He authored and co-authored one book and three book chapters, and more than 220 technical papers published on international journals and proceedings of international conferences. He has joined the technical and executive committees of the IEEE-IEDM (2006-2007, 2013-2015 – he was the chairman of the Modeling and simulation Committee in 2015), IEEE-IRPS (2011-2012, 2017-2019) and IIRW (2013-2018, he served as Technical Program Chair 2017) conferences. His H index is 41.

Sunil Mehta


Review of Embedded Memory Technologies and Reliability Testing Methods

Embedded memories are becoming increasingly important as more and more semiconductor chips incorporate distributed intelligence and data storage into microcontrollers, IOT devices and other products. In this paper we will review the wide variety of embedded memory technologies used in the industry, particularly non-volatile memory (NVM). These range from one-time-programmable (OTP) memories to more complex NVM solutions like flash and EEPROM, which use different programming methods such as hot-electron injection, Fowler-Nordheim tunneling and charge-trapping. In addition, there are many emerging memory technologies such as MRAM, ReRAM and PCRAM, which are more scalable to advanced process nodes. We will also review the reliability testing methods which are appropriate to each memory solution based on the physics of the memory cell as well as the use case of the embedded memory (e.g., the number of programming cycles). Qualification tests should address both intrinsic and extrinsic failures specific to the memory in question to guarantee long-term reliability.
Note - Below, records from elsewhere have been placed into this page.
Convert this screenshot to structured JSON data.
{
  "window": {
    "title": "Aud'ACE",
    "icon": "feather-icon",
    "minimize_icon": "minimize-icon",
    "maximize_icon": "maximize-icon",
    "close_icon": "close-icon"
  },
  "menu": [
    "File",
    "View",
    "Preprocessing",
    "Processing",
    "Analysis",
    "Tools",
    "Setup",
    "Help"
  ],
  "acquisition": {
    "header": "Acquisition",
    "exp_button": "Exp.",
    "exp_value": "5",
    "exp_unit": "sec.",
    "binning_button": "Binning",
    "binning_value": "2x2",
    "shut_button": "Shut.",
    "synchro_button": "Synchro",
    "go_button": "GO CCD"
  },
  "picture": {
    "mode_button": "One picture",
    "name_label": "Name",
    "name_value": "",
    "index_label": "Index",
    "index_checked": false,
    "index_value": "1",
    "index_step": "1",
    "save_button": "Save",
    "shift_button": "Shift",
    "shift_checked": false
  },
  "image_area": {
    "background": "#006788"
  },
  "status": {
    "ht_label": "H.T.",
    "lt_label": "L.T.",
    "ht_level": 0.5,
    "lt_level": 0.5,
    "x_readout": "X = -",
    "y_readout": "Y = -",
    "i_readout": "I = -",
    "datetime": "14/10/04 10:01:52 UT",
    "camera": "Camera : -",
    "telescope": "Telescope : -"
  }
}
Sunil has worked in the semiconductor industry for over 35 years at companies ranging from startups to established chipmakers such as Intel and AMD. For most of his career, he has focused on the area of embedded non-volatile memory technology development. Sunil is currently the Director of Memory Technology in the Advanced R&D group at Maxim Integrated, where he is responsible for developing NVM solutions for Maxim’s business units jointly with external fab and IP partners. Prior to Maxim, his two most recent positions were Sr. Director of Technology at Atmel and Director of Technology at Lattice Semiconductor, where he led the development of leading-edge embedded NVM technologies for differentiated microcontroller and FPGA products respectively. Sunil has a bachelor’s degree in engineering from IIT-Bombay and two graduate degrees in engineering from MIT. He has authored 17 publications and holds 92 US patents.